Ken Vissers, back where it all began

A river running through the campsite

Much though we enjoyed the quasi-Scottish hillside setting, there was only one place we wished to visit: a beach, any beach. When you live in a land-locked country for two years, you'll understand why. So we were directed by Ken & Sue to the resort of Manuel Antonio. We travelled there on Wednesday, arriving with in sufficient time ahead of sunset to take advantage of the surf that very day. The town itself was a wee bit on the touristy side for my liking (the sort of place where everyone's initial greeting is in English), but the payoff was vistas like these.

It wasn't all sand, sea and surf. We visited Manuel Antonio
National Park, which housed rare Squirrel Monkeys, such
as this chap.

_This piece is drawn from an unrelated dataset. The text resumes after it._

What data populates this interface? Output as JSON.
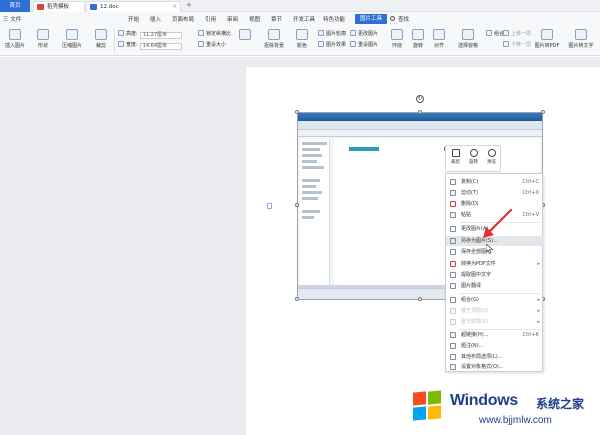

With all conference participants due on the Friday evening, we boarded the bus to San José that morning and arrived at around 7pm at, in the most literal sense, base camp. Like La Cumbre, our conference centre was a Christian campsite in the hills above San José, and by virtue of not being flat, dusty and hot, made for a perfect getaway from Trinidad. Opportunities to explore the surrounding areas were somewhat limited due to the conference's packed schedule, but we took advantage of what little time was available in the early mornings.

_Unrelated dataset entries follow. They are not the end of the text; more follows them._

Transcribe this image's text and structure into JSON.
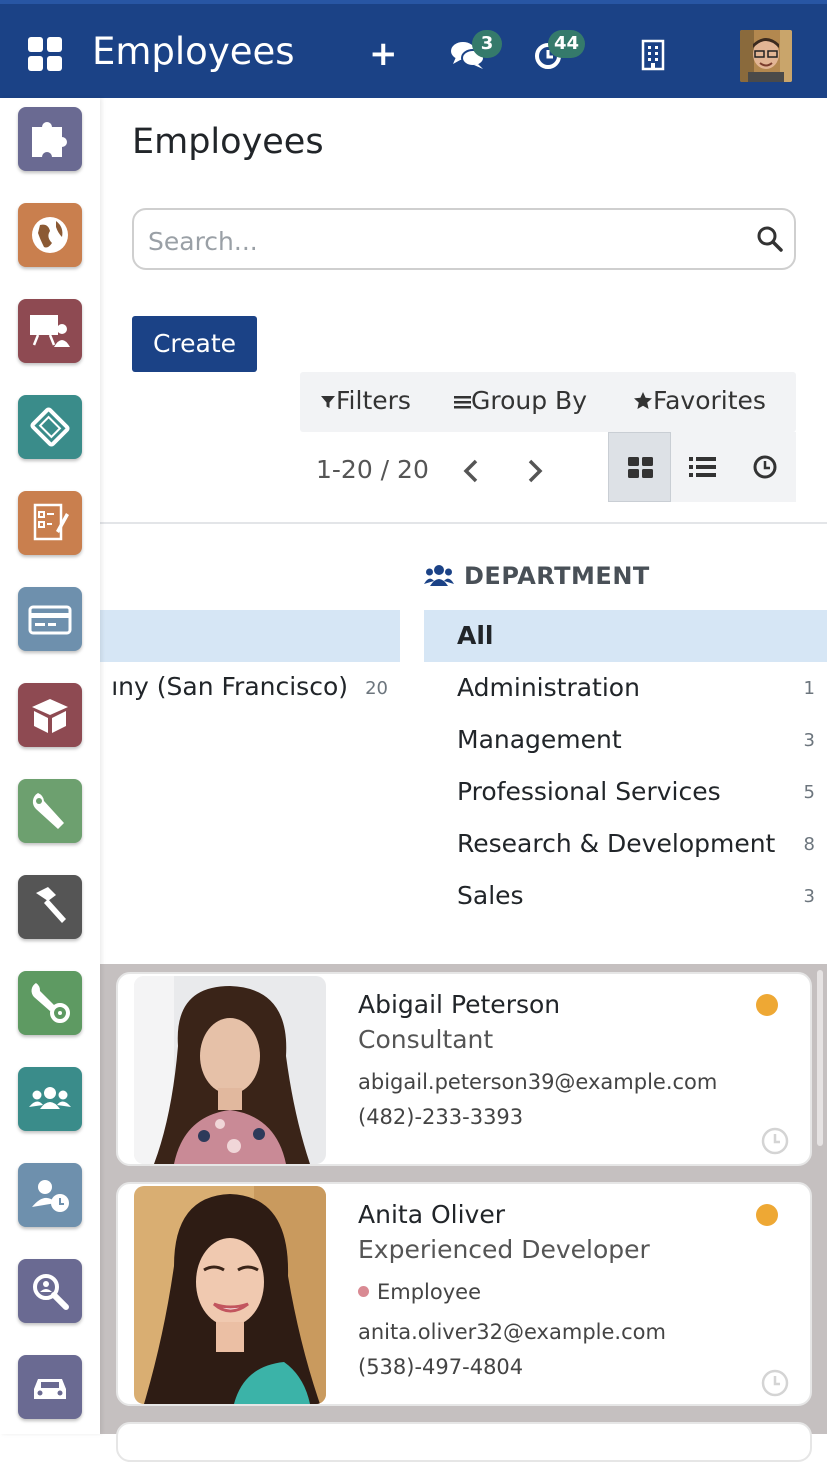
{
  "navbar": {
    "title": "Employees",
    "plus_label": "+",
    "chat_badge": "3",
    "activity_badge": "44",
    "colors": {
      "bar": "#1b4286",
      "badge": "#357a6b"
    }
  },
  "sidebar": {
    "apps": [
      {
        "icon": "puzzle-icon",
        "color": "#6a6a92"
      },
      {
        "icon": "globe-icon",
        "color": "#c97f4e"
      },
      {
        "icon": "presentation-icon",
        "color": "#8e4a52"
      },
      {
        "icon": "ticket-icon",
        "color": "#3a8c8a"
      },
      {
        "icon": "survey-icon",
        "color": "#c97f4e"
      },
      {
        "icon": "card-icon",
        "color": "#6e90ad"
      },
      {
        "icon": "box-icon",
        "color": "#8e4a52"
      },
      {
        "icon": "wrench-icon",
        "color": "#6da06f"
      },
      {
        "icon": "hammer-icon",
        "color": "#555555"
      },
      {
        "icon": "wrench-gear-icon",
        "color": "#5e9a62"
      },
      {
        "icon": "team-icon",
        "color": "#3a8c8a"
      },
      {
        "icon": "user-clock-icon",
        "color": "#6e90ad"
      },
      {
        "icon": "magnifier-icon",
        "color": "#6a6a92"
      },
      {
        "icon": "car-icon",
        "color": "#6a6a92"
      }
    ]
  },
  "control": {
    "page_title": "Employees",
    "search_placeholder": "Search...",
    "create_label": "Create",
    "filters_label": "Filters",
    "groupby_label": "Group By",
    "favorites_label": "Favorites",
    "pager": "1-20 / 20"
  },
  "search_panel": {
    "company_label": "ıny (San Francisco)",
    "company_count": "20",
    "department_header": "DEPARTMENT",
    "departments": [
      {
        "label": "All",
        "count": ""
      },
      {
        "label": "Administration",
        "count": "1"
      },
      {
        "label": "Management",
        "count": "3"
      },
      {
        "label": "Professional Services",
        "count": "5"
      },
      {
        "label": "Research & Development",
        "count": "8"
      },
      {
        "label": "Sales",
        "count": "3"
      }
    ]
  },
  "employees": [
    {
      "name": "Abigail Peterson",
      "job": "Consultant",
      "tag": "",
      "email": "abigail.peterson39@example.com",
      "phone": "(482)-233-3393",
      "presence_color": "#eea834"
    },
    {
      "name": "Anita Oliver",
      "job": "Experienced Developer",
      "tag": "Employee",
      "email": "anita.oliver32@example.com",
      "phone": "(538)-497-4804",
      "presence_color": "#eea834"
    }
  ]
}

Camp Roblealto, our conference site, situated next to Roblealto children's
home, LAM Canada's first ministry.

So busy was the programme that I would be here till Tuesday were I to write about it in any detail. Suffice it to say that a few key goals were achieved. Firstly, we got to meet our fellow missionaries and establish friendships among them. Most of LAM Canada's missionaries work in Central America and several live not too far from one another. We are, then, relatively isolated, so simply being able to put faces to names was important to us. Secondly, we left the conference with a much greater awareness of what God is doing in Latin America. All participants were given a slot to talk about their ministries, which range from church-planting in a remote mountainous region of Guatemala, to Christian schools in Honduras, to missionary support work. Furthermore, we were given the chance to visit certain key ministries in Costa Rica, including a men's prison ministry (where the raw humanity of the singing sent a chill down our spines) and the Rahab Foundation, where women go to flee the grip of prostitution (for those who have the book, the foundation was mentioned in a testimony in Philip Yancey's 'Prayer').

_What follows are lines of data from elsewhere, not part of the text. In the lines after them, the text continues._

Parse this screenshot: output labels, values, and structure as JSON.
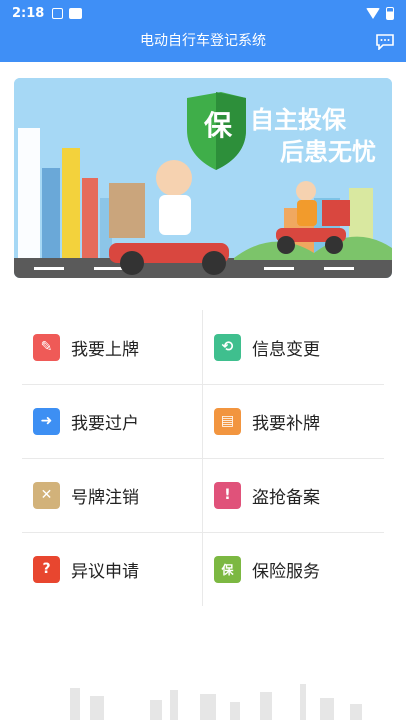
{
  "status": {
    "time": "2:18"
  },
  "appbar": {
    "title": "电动自行车登记系统",
    "message_icon": "chat-bubble-icon"
  },
  "banner": {
    "badge_char": "保",
    "headline_1": "自主投保",
    "headline_2": "后患无忧",
    "colors": {
      "sky": "#a6d8f5",
      "accent_green": "#3fae49",
      "scooter_red": "#d9473f"
    }
  },
  "menu": [
    {
      "label": "我要上牌",
      "icon": "pencil-icon",
      "color": "#ef5a57",
      "glyph": "✎"
    },
    {
      "label": "信息变更",
      "icon": "refresh-icon",
      "color": "#3fbf8e",
      "glyph": "⟲"
    },
    {
      "label": "我要过户",
      "icon": "arrow-right-icon",
      "color": "#3d8ff3",
      "glyph": "➜"
    },
    {
      "label": "我要补牌",
      "icon": "plate-icon",
      "color": "#f2953f",
      "glyph": "▤"
    },
    {
      "label": "号牌注销",
      "icon": "cross-icon",
      "color": "#d2b27a",
      "glyph": "✕"
    },
    {
      "label": "盗抢备案",
      "icon": "clipboard-icon",
      "color": "#e0527a",
      "glyph": "!"
    },
    {
      "label": "异议申请",
      "icon": "question-icon",
      "color": "#e8462f",
      "glyph": "?"
    },
    {
      "label": "保险服务",
      "icon": "shield-icon",
      "color": "#7cb842",
      "glyph": "保"
    }
  ]
}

A conference session. Executive Director Carluci dos Santos is on the right,
 in front of the screen.
Finally, and perhaps most importantly, us missionaries left with a greater sense of ownership of LAM Canada's work. This was LAM Canada's first ever such conference in its 51 years of existence. For many of us, the practical reality is that LAM Canada has simply existed as a fund-allocating mechanism for our ministries. Two extremely capable full-time workers based in Ontario keep the administrative side running, but beyond that, their time is limited. Therefore, at one of the last sessions of the conference, we sat down in working groups and set out concrete goals for taking the ministry forward as missionaries in the coming months. And the success of the conference was demonstrated by the fact that everyone was very much in favour of establishing such get-togethers at regular intervals over the coming years.

Having saved a bit of spare change, we splashed out and took the plane back to Trinidad on Thursday evening (though not before the customary visit to another of Santa Cruz's much-vaunted amenities: a supermarket!). So if it's possible to feel tired and refreshed at the same time, that pretty much sums up our current state. We return to the day-to-day grind this week and you'll hear all that's fit to print next week.

A very happy Easter to you all.

  • For implementation of the shared goals proposed at the conference. We all know how easy it is to let these things slip once we get back into day-to-day life. Pray against that.
  • For a smooth re-adjustment back into our ministries this week.

  • For a break which was both relaxing and productive.
  • For safe travels to and from Costa Rica.

¡Que Dios les bendiga!

Craig & Amanda